Stored entries:
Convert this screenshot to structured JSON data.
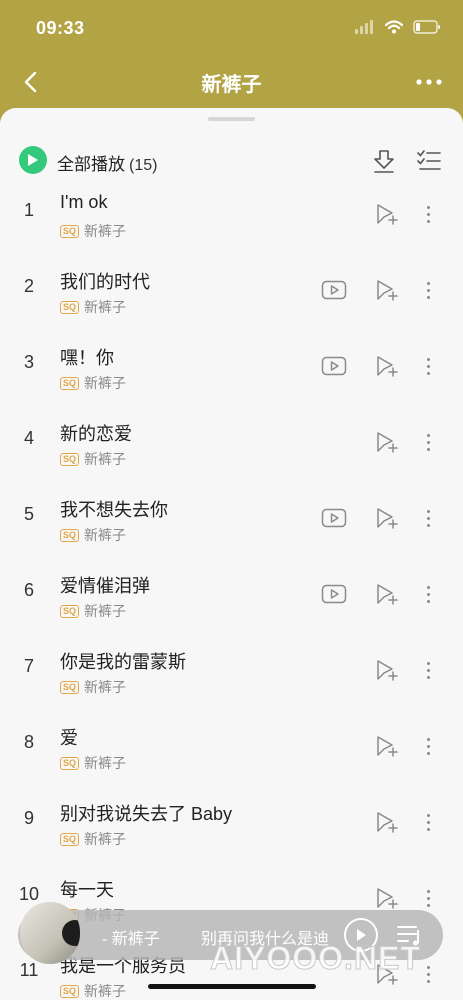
{
  "status_bar": {
    "time": "09:33"
  },
  "nav": {
    "title": "新裤子"
  },
  "play_all": {
    "label": "全部播放",
    "count": "(15)"
  },
  "songs": [
    {
      "index": "1",
      "title": "I'm ok",
      "badge": "SQ",
      "artist": "新裤子",
      "has_mv": false
    },
    {
      "index": "2",
      "title": "我们的时代",
      "badge": "SQ",
      "artist": "新裤子",
      "has_mv": true
    },
    {
      "index": "3",
      "title": "嘿！你",
      "badge": "SQ",
      "artist": "新裤子",
      "has_mv": true
    },
    {
      "index": "4",
      "title": "新的恋爱",
      "badge": "SQ",
      "artist": "新裤子",
      "has_mv": false
    },
    {
      "index": "5",
      "title": "我不想失去你",
      "badge": "SQ",
      "artist": "新裤子",
      "has_mv": true
    },
    {
      "index": "6",
      "title": "爱情催泪弹",
      "badge": "SQ",
      "artist": "新裤子",
      "has_mv": true
    },
    {
      "index": "7",
      "title": "你是我的雷蒙斯",
      "badge": "SQ",
      "artist": "新裤子",
      "has_mv": false
    },
    {
      "index": "8",
      "title": "爱",
      "badge": "SQ",
      "artist": "新裤子",
      "has_mv": false
    },
    {
      "index": "9",
      "title": "别对我说失去了 Baby",
      "badge": "SQ",
      "artist": "新裤子",
      "has_mv": false
    },
    {
      "index": "10",
      "title": "每一天",
      "badge": "SQ",
      "artist": "新裤子",
      "has_mv": false
    },
    {
      "index": "11",
      "title": "我是一个服务员",
      "badge": "SQ",
      "artist": "新裤子",
      "has_mv": false
    }
  ],
  "mini_player": {
    "artist": "- 新裤子",
    "lyric": "别再问我什么是迪"
  },
  "watermark": "AIYOOO.NET",
  "colors": {
    "header_bg": "#b2a445",
    "accent_green": "#35c97b",
    "sq_badge": "#e0a84a"
  }
}
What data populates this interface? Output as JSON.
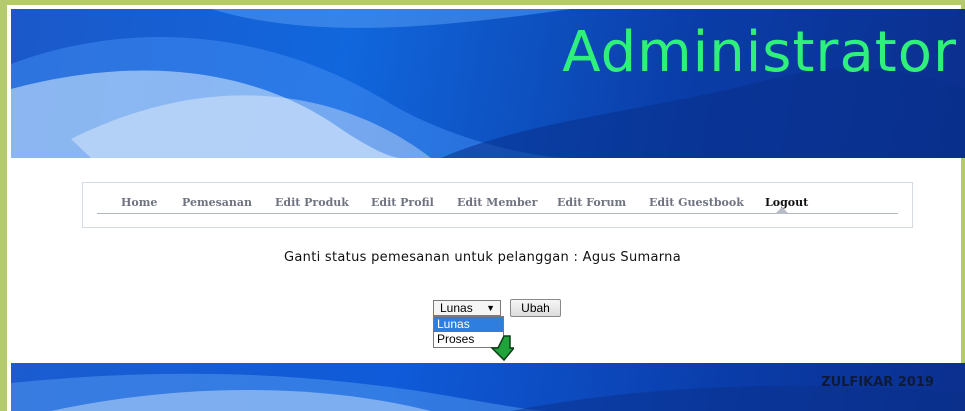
{
  "banner": {
    "title": "Administrator"
  },
  "nav": {
    "items": [
      {
        "label": "Home"
      },
      {
        "label": "Pemesanan"
      },
      {
        "label": "Edit Produk"
      },
      {
        "label": "Edit Profil"
      },
      {
        "label": "Edit Member"
      },
      {
        "label": "Edit Forum"
      },
      {
        "label": "Edit Guestbook"
      },
      {
        "label": "Logout"
      }
    ],
    "active": "Logout"
  },
  "main": {
    "message": "Ganti status pemesanan untuk pelanggan : Agus Sumarna",
    "status_select": {
      "selected": "Lunas",
      "options": [
        "Lunas",
        "Proses"
      ],
      "highlighted": "Lunas"
    },
    "submit_label": "Ubah"
  },
  "footer": {
    "text": "ZULFIKAR 2019"
  },
  "colors": {
    "frame_border": "#b5c96f",
    "banner_blue": "#1167dd",
    "title_green": "#2ff07a",
    "highlight": "#2e7ee0"
  }
}
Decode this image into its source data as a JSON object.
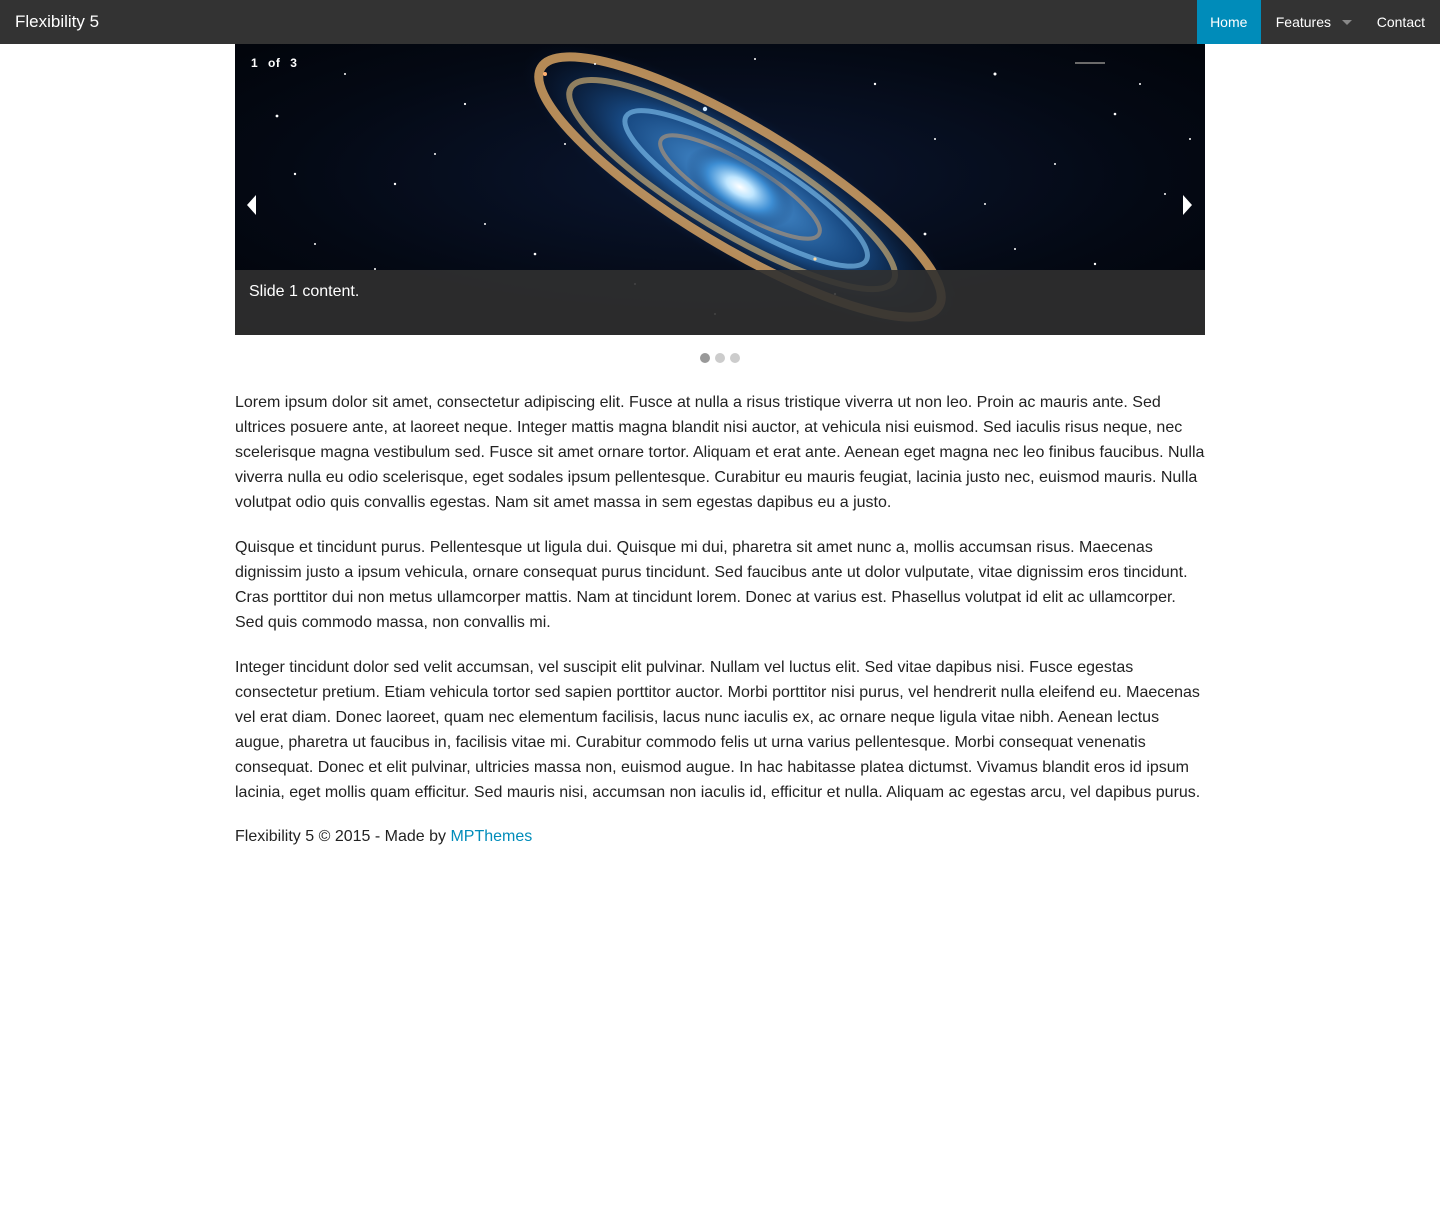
{
  "header": {
    "brand": "Flexibility 5",
    "nav": [
      {
        "label": "Home",
        "active": true
      },
      {
        "label": "Features",
        "has_dropdown": true
      },
      {
        "label": "Contact"
      }
    ]
  },
  "slider": {
    "counter": {
      "current": "1",
      "of": "of",
      "total": "3"
    },
    "caption": "Slide 1 content.",
    "slide_count": 3,
    "active_slide": 1
  },
  "content": {
    "paragraphs": [
      "Lorem ipsum dolor sit amet, consectetur adipiscing elit. Fusce at nulla a risus tristique viverra ut non leo. Proin ac mauris ante. Sed ultrices posuere ante, at laoreet neque. Integer mattis magna blandit nisi auctor, at vehicula nisi euismod. Sed iaculis risus neque, nec scelerisque magna vestibulum sed. Fusce sit amet ornare tortor. Aliquam et erat ante. Aenean eget magna nec leo finibus faucibus. Nulla viverra nulla eu odio scelerisque, eget sodales ipsum pellentesque. Curabitur eu mauris feugiat, lacinia justo nec, euismod mauris. Nulla volutpat odio quis convallis egestas. Nam sit amet massa in sem egestas dapibus eu a justo.",
      "Quisque et tincidunt purus. Pellentesque ut ligula dui. Quisque mi dui, pharetra sit amet nunc a, mollis accumsan risus. Maecenas dignissim justo a ipsum vehicula, ornare consequat purus tincidunt. Sed faucibus ante ut dolor vulputate, vitae dignissim eros tincidunt. Cras porttitor dui non metus ullamcorper mattis. Nam at tincidunt lorem. Donec at varius est. Phasellus volutpat id elit ac ullamcorper. Sed quis commodo massa, non convallis mi.",
      "Integer tincidunt dolor sed velit accumsan, vel suscipit elit pulvinar. Nullam vel luctus elit. Sed vitae dapibus nisi. Fusce egestas consectetur pretium. Etiam vehicula tortor sed sapien porttitor auctor. Morbi porttitor nisi purus, vel hendrerit nulla eleifend eu. Maecenas vel erat diam. Donec laoreet, quam nec elementum facilisis, lacus nunc iaculis ex, ac ornare neque ligula vitae nibh. Aenean lectus augue, pharetra ut faucibus in, facilisis vitae mi. Curabitur commodo felis ut urna varius pellentesque. Morbi consequat venenatis consequat. Donec et elit pulvinar, ultricies massa non, euismod augue. In hac habitasse platea dictumst. Vivamus blandit eros id ipsum lacinia, eget mollis quam efficitur. Sed mauris nisi, accumsan non iaculis id, efficitur et nulla. Aliquam ac egestas arcu, vel dapibus purus."
    ]
  },
  "footer": {
    "text": "Flexibility 5 © 2015 - Made by ",
    "link_label": "MPThemes"
  },
  "colors": {
    "topbar": "#333333",
    "accent": "#008cba",
    "text": "#222222"
  },
  "icons": [
    "caret-down-icon",
    "arrow-left-icon",
    "arrow-right-icon"
  ]
}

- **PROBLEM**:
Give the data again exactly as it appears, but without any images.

- **WRITTEN RESPONSE**:
Convert this screenshot to structured JSON data.
{
  "status_bar": {
    "time": "09:33"
  },
  "nav": {
    "title": "新裤子"
  },
  "play_all": {
    "label": "全部播放",
    "count": "(15)"
  },
  "songs": [
    {
      "index": "1",
      "title": "I'm ok",
      "badge": "SQ",
      "artist": "新裤子",
      "has_mv": false
    },
    {
      "index": "2",
      "title": "我们的时代",
      "badge": "SQ",
      "artist": "新裤子",
      "has_mv": true
    },
    {
      "index": "3",
      "title": "嘿！你",
      "badge": "SQ",
      "artist": "新裤子",
      "has_mv": true
    },
    {
      "index": "4",
      "title": "新的恋爱",
      "badge": "SQ",
      "artist": "新裤子",
      "has_mv": false
    },
    {
      "index": "5",
      "title": "我不想失去你",
      "badge": "SQ",
      "artist": "新裤子",
      "has_mv": true
    },
    {
      "index": "6",
      "title": "爱情催泪弹",
      "badge": "SQ",
      "artist": "新裤子",
      "has_mv": true
    },
    {
      "index": "7",
      "title": "你是我的雷蒙斯",
      "badge": "SQ",
      "artist": "新裤子",
      "has_mv": false
    },
    {
      "index": "8",
      "title": "爱",
      "badge": "SQ",
      "artist": "新裤子",
      "has_mv": false
    },
    {
      "index": "9",
      "title": "别对我说失去了 Baby",
      "badge": "SQ",
      "artist": "新裤子",
      "has_mv": false
    },
    {
      "index": "10",
      "title": "每一天",
      "badge": "SQ",
      "artist": "新裤子",
      "has_mv": false
    },
    {
      "index": "11",
      "title": "我是一个服务员",
      "badge": "SQ",
      "artist": "新裤子",
      "has_mv": false
    }
  ],
  "mini_player": {
    "artist": "- 新裤子",
    "lyric": "别再问我什么是迪"
  },
  "watermark": "AIYOOO.NET",
  "colors": {
    "header_bg": "#b2a445",
    "accent_green": "#35c97b",
    "sq_badge": "#e0a84a"
  }
}
What data populates this interface? Output as JSON.
{
  "banner": {
    "title": "Administrator"
  },
  "nav": {
    "items": [
      {
        "label": "Home"
      },
      {
        "label": "Pemesanan"
      },
      {
        "label": "Edit Produk"
      },
      {
        "label": "Edit Profil"
      },
      {
        "label": "Edit Member"
      },
      {
        "label": "Edit Forum"
      },
      {
        "label": "Edit Guestbook"
      },
      {
        "label": "Logout"
      }
    ],
    "active": "Logout"
  },
  "main": {
    "message": "Ganti status pemesanan untuk pelanggan : Agus Sumarna",
    "status_select": {
      "selected": "Lunas",
      "options": [
        "Lunas",
        "Proses"
      ],
      "highlighted": "Lunas"
    },
    "submit_label": "Ubah"
  },
  "footer": {
    "text": "ZULFIKAR 2019"
  },
  "colors": {
    "frame_border": "#b5c96f",
    "banner_blue": "#1167dd",
    "title_green": "#2ff07a",
    "highlight": "#2e7ee0"
  }
}
Decode this image into its source data as a JSON object.
{
  "header": {
    "brand": "Flexibility 5",
    "nav": [
      {
        "label": "Home",
        "active": true
      },
      {
        "label": "Features",
        "has_dropdown": true
      },
      {
        "label": "Contact"
      }
    ]
  },
  "slider": {
    "counter": {
      "current": "1",
      "of": "of",
      "total": "3"
    },
    "caption": "Slide 1 content.",
    "slide_count": 3,
    "active_slide": 1
  },
  "content": {
    "paragraphs": [
      "Lorem ipsum dolor sit amet, consectetur adipiscing elit. Fusce at nulla a risus tristique viverra ut non leo. Proin ac mauris ante. Sed ultrices posuere ante, at laoreet neque. Integer mattis magna blandit nisi auctor, at vehicula nisi euismod. Sed iaculis risus neque, nec scelerisque magna vestibulum sed. Fusce sit amet ornare tortor. Aliquam et erat ante. Aenean eget magna nec leo finibus faucibus. Nulla viverra nulla eu odio scelerisque, eget sodales ipsum pellentesque. Curabitur eu mauris feugiat, lacinia justo nec, euismod mauris. Nulla volutpat odio quis convallis egestas. Nam sit amet massa in sem egestas dapibus eu a justo.",
      "Quisque et tincidunt purus. Pellentesque ut ligula dui. Quisque mi dui, pharetra sit amet nunc a, mollis accumsan risus. Maecenas dignissim justo a ipsum vehicula, ornare consequat purus tincidunt. Sed faucibus ante ut dolor vulputate, vitae dignissim eros tincidunt. Cras porttitor dui non metus ullamcorper mattis. Nam at tincidunt lorem. Donec at varius est. Phasellus volutpat id elit ac ullamcorper. Sed quis commodo massa, non convallis mi.",
      "Integer tincidunt dolor sed velit accumsan, vel suscipit elit pulvinar. Nullam vel luctus elit. Sed vitae dapibus nisi. Fusce egestas consectetur pretium. Etiam vehicula tortor sed sapien porttitor auctor. Morbi porttitor nisi purus, vel hendrerit nulla eleifend eu. Maecenas vel erat diam. Donec laoreet, quam nec elementum facilisis, lacus nunc iaculis ex, ac ornare neque ligula vitae nibh. Aenean lectus augue, pharetra ut faucibus in, facilisis vitae mi. Curabitur commodo felis ut urna varius pellentesque. Morbi consequat venenatis consequat. Donec et elit pulvinar, ultricies massa non, euismod augue. In hac habitasse platea dictumst. Vivamus blandit eros id ipsum lacinia, eget mollis quam efficitur. Sed mauris nisi, accumsan non iaculis id, efficitur et nulla. Aliquam ac egestas arcu, vel dapibus purus."
    ]
  },
  "footer": {
    "text": "Flexibility 5 © 2015 - Made by ",
    "link_label": "MPThemes"
  },
  "colors": {
    "topbar": "#333333",
    "accent": "#008cba",
    "text": "#222222"
  },
  "icons": [
    "caret-down-icon",
    "arrow-left-icon",
    "arrow-right-icon"
  ]
}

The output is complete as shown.